[Component data from apps and pages]
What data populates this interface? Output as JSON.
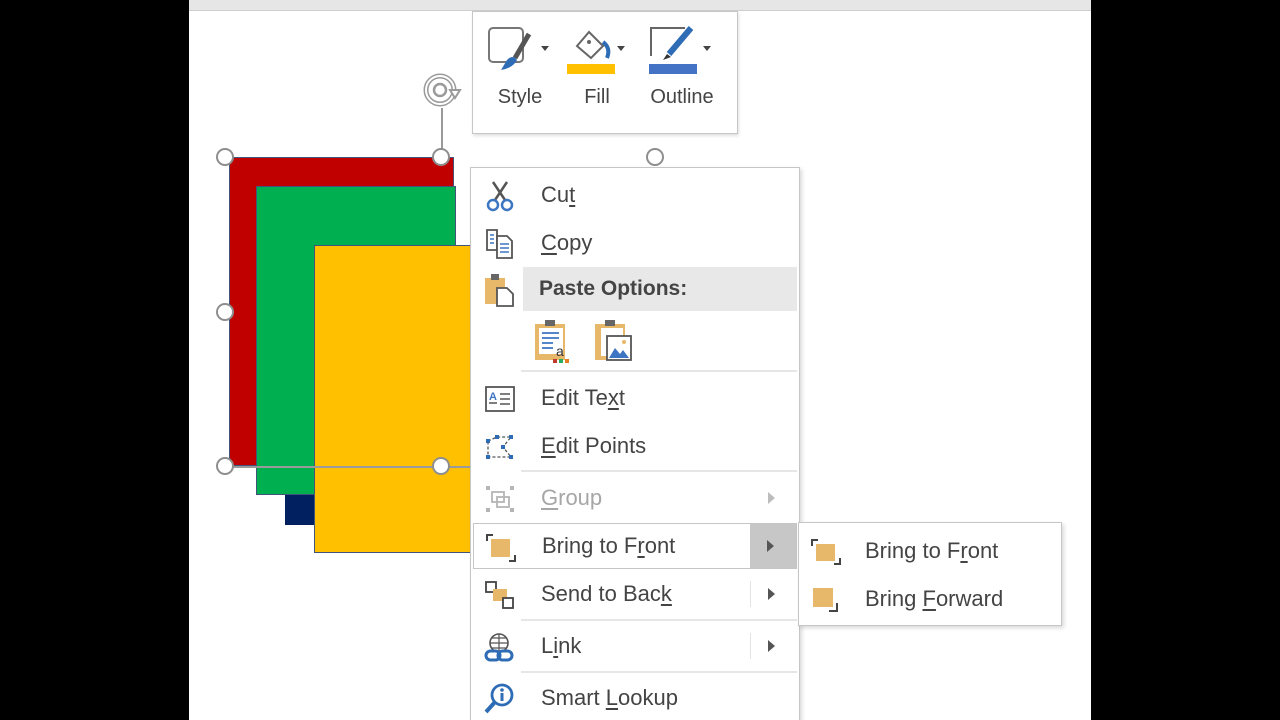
{
  "mini_toolbar": {
    "buttons": [
      {
        "label": "Style",
        "icon": "shape-style-icon"
      },
      {
        "label": "Fill",
        "icon": "paint-bucket-icon",
        "color": "#ffc000"
      },
      {
        "label": "Outline",
        "icon": "pen-outline-icon",
        "color": "#4472c4"
      }
    ]
  },
  "shapes": {
    "colors": {
      "red": "#c00000",
      "green": "#00b050",
      "yellow": "#ffc000",
      "navy": "#002060"
    }
  },
  "context_menu": {
    "items": [
      {
        "label_pre": "Cu",
        "label_ul": "t",
        "label_post": "",
        "icon": "scissors-icon"
      },
      {
        "label_pre": "",
        "label_ul": "C",
        "label_post": "opy",
        "icon": "copy-icon"
      },
      {
        "label": "Paste Options:",
        "icon": "paste-icon"
      },
      {
        "label_pre": "Edit Te",
        "label_ul": "x",
        "label_post": "t",
        "icon": "edit-text-icon"
      },
      {
        "label_pre": "",
        "label_ul": "E",
        "label_post": "dit Points",
        "icon": "edit-points-icon"
      },
      {
        "label_pre": "",
        "label_ul": "G",
        "label_post": "roup",
        "icon": "group-icon",
        "disabled": true,
        "submenu": true
      },
      {
        "label_pre": "Bring to F",
        "label_ul": "r",
        "label_post": "ont",
        "icon": "bring-to-front-icon",
        "submenu": true,
        "highlighted": true
      },
      {
        "label_pre": "Send to Bac",
        "label_ul": "k",
        "label_post": "",
        "icon": "send-to-back-icon",
        "submenu": true
      },
      {
        "label_pre": "L",
        "label_ul": "i",
        "label_post": "nk",
        "icon": "link-icon",
        "submenu": true
      },
      {
        "label_pre": "Smart ",
        "label_ul": "L",
        "label_post": "ookup",
        "icon": "smart-lookup-icon"
      }
    ],
    "paste_options": [
      {
        "name": "keep-text-only",
        "icon": "paste-text-icon"
      },
      {
        "name": "picture",
        "icon": "paste-picture-icon"
      }
    ]
  },
  "submenu": {
    "items": [
      {
        "label_pre": "Bring to F",
        "label_ul": "r",
        "label_post": "ont",
        "icon": "bring-to-front-icon"
      },
      {
        "label_pre": "Bring ",
        "label_ul": "F",
        "label_post": "orward",
        "icon": "bring-forward-icon"
      }
    ]
  }
}
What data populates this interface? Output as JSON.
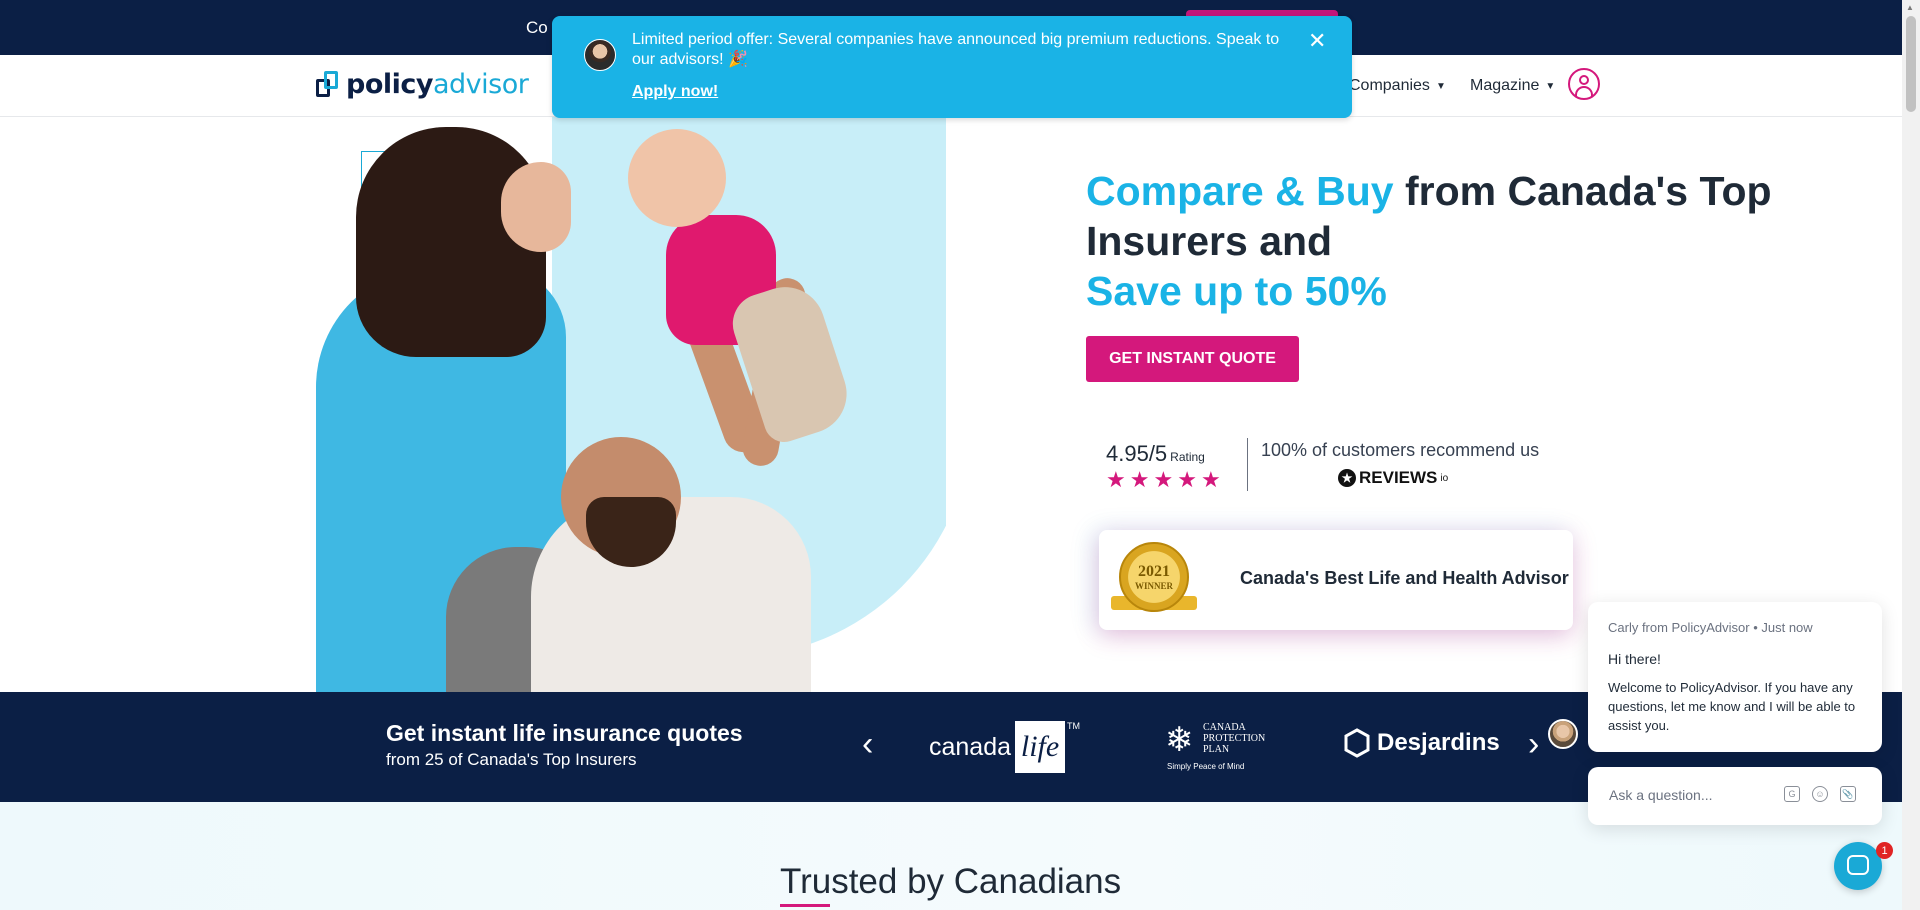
{
  "topbar": {
    "text": "Co",
    "button_label": ""
  },
  "header": {
    "logo": {
      "part1": "policy",
      "part2": "advisor"
    },
    "nav": [
      {
        "label": "Companies"
      },
      {
        "label": "Magazine"
      }
    ]
  },
  "notice": {
    "text": "Limited period offer: Several companies have announced big premium reductions. Speak to our advisors! 🎉",
    "link": "Apply now!",
    "close": "✕"
  },
  "hero": {
    "headline_a": "Compare & Buy",
    "headline_b": " from Canada's Top Insurers and ",
    "headline_c": "Save up to 50%",
    "cta": "GET INSTANT QUOTE",
    "rating": {
      "value": "4.95/5",
      "label": "Rating",
      "stars": 5
    },
    "recommend": "100% of customers recommend us",
    "reviews_brand": "REVIEWS",
    "reviews_suffix": "io",
    "award": {
      "year": "2021",
      "seal_text": "WINNER",
      "title": "Canada's Best Life and Health Advisor"
    }
  },
  "strip": {
    "title": "Get instant life insurance quotes",
    "subtitle": "from 25 of Canada's Top Insurers",
    "insurers": {
      "canada_life": {
        "a": "canada",
        "b": "life",
        "tm": "TM"
      },
      "ccp": {
        "name": "CANADA PROTECTION PLAN",
        "tag": "Simply Peace of Mind"
      },
      "desjardins": "Desjardins"
    }
  },
  "trusted": {
    "title": "Trusted by Canadians"
  },
  "chat": {
    "from": "Carly from PolicyAdvisor • Just now",
    "greeting": "Hi there!",
    "message": "Welcome to PolicyAdvisor. If you have any questions, let me know and I will be able to assist you.",
    "placeholder": "Ask a question...",
    "badge_count": "1"
  },
  "colors": {
    "navy": "#0b1f45",
    "accent_blue": "#1ab3e6",
    "accent_pink": "#d4187c",
    "notice_bg": "#1ab3e6"
  }
}
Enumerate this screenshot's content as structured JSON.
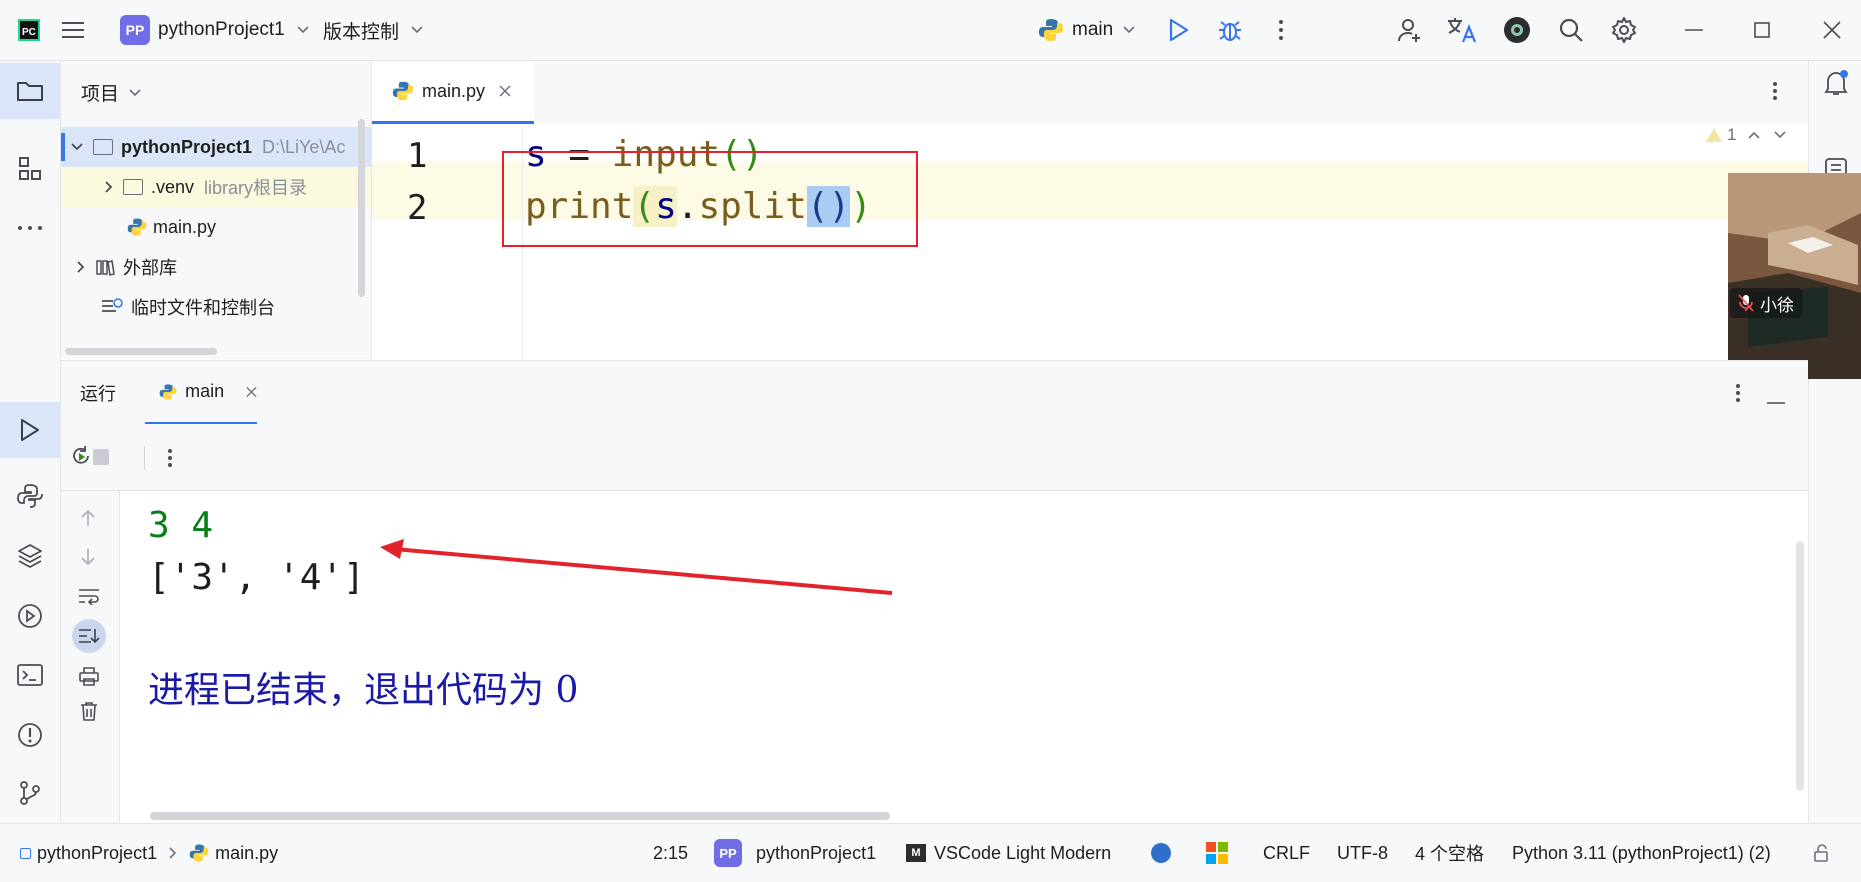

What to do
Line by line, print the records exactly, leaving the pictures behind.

Response area
What data populates this interface? Output as JSON.
{
  "mini_toolbar": {
    "buttons": [
      {
        "label": "Style",
        "icon": "shape-style-icon"
      },
      {
        "label": "Fill",
        "icon": "paint-bucket-icon",
        "color": "#ffc000"
      },
      {
        "label": "Outline",
        "icon": "pen-outline-icon",
        "color": "#4472c4"
      }
    ]
  },
  "shapes": {
    "colors": {
      "red": "#c00000",
      "green": "#00b050",
      "yellow": "#ffc000",
      "navy": "#002060"
    }
  },
  "context_menu": {
    "items": [
      {
        "label_pre": "Cu",
        "label_ul": "t",
        "label_post": "",
        "icon": "scissors-icon"
      },
      {
        "label_pre": "",
        "label_ul": "C",
        "label_post": "opy",
        "icon": "copy-icon"
      },
      {
        "label": "Paste Options:",
        "icon": "paste-icon"
      },
      {
        "label_pre": "Edit Te",
        "label_ul": "x",
        "label_post": "t",
        "icon": "edit-text-icon"
      },
      {
        "label_pre": "",
        "label_ul": "E",
        "label_post": "dit Points",
        "icon": "edit-points-icon"
      },
      {
        "label_pre": "",
        "label_ul": "G",
        "label_post": "roup",
        "icon": "group-icon",
        "disabled": true,
        "submenu": true
      },
      {
        "label_pre": "Bring to F",
        "label_ul": "r",
        "label_post": "ont",
        "icon": "bring-to-front-icon",
        "submenu": true,
        "highlighted": true
      },
      {
        "label_pre": "Send to Bac",
        "label_ul": "k",
        "label_post": "",
        "icon": "send-to-back-icon",
        "submenu": true
      },
      {
        "label_pre": "L",
        "label_ul": "i",
        "label_post": "nk",
        "icon": "link-icon",
        "submenu": true
      },
      {
        "label_pre": "Smart ",
        "label_ul": "L",
        "label_post": "ookup",
        "icon": "smart-lookup-icon"
      }
    ],
    "paste_options": [
      {
        "name": "keep-text-only",
        "icon": "paste-text-icon"
      },
      {
        "name": "picture",
        "icon": "paste-picture-icon"
      }
    ]
  },
  "submenu": {
    "items": [
      {
        "label_pre": "Bring to F",
        "label_ul": "r",
        "label_post": "ont",
        "icon": "bring-to-front-icon"
      },
      {
        "label_pre": "Bring ",
        "label_ul": "F",
        "label_post": "orward",
        "icon": "bring-forward-icon"
      }
    ]
  }
}
What data populates this interface? Output as JSON.
{
  "topbar": {
    "text": "Co",
    "button_label": ""
  },
  "header": {
    "logo": {
      "part1": "policy",
      "part2": "advisor"
    },
    "nav": [
      {
        "label": "Companies"
      },
      {
        "label": "Magazine"
      }
    ]
  },
  "notice": {
    "text": "Limited period offer: Several companies have announced big premium reductions. Speak to our advisors! 🎉",
    "link": "Apply now!",
    "close": "✕"
  },
  "hero": {
    "headline_a": "Compare & Buy",
    "headline_b": " from Canada's Top Insurers and ",
    "headline_c": "Save up to 50%",
    "cta": "GET INSTANT QUOTE",
    "rating": {
      "value": "4.95/5",
      "label": "Rating",
      "stars": 5
    },
    "recommend": "100% of customers recommend us",
    "reviews_brand": "REVIEWS",
    "reviews_suffix": "io",
    "award": {
      "year": "2021",
      "seal_text": "WINNER",
      "title": "Canada's Best Life and Health Advisor"
    }
  },
  "strip": {
    "title": "Get instant life insurance quotes",
    "subtitle": "from 25 of Canada's Top Insurers",
    "insurers": {
      "canada_life": {
        "a": "canada",
        "b": "life",
        "tm": "TM"
      },
      "ccp": {
        "name": "CANADA PROTECTION PLAN",
        "tag": "Simply Peace of Mind"
      },
      "desjardins": "Desjardins"
    }
  },
  "trusted": {
    "title": "Trusted by Canadians"
  },
  "chat": {
    "from": "Carly from PolicyAdvisor • Just now",
    "greeting": "Hi there!",
    "message": "Welcome to PolicyAdvisor. If you have any questions, let me know and I will be able to assist you.",
    "placeholder": "Ask a question...",
    "badge_count": "1"
  },
  "colors": {
    "navy": "#0b1f45",
    "accent_blue": "#1ab3e6",
    "accent_pink": "#d4187c",
    "notice_bg": "#1ab3e6"
  }
}
Enumerate this screenshot's content as structured JSON.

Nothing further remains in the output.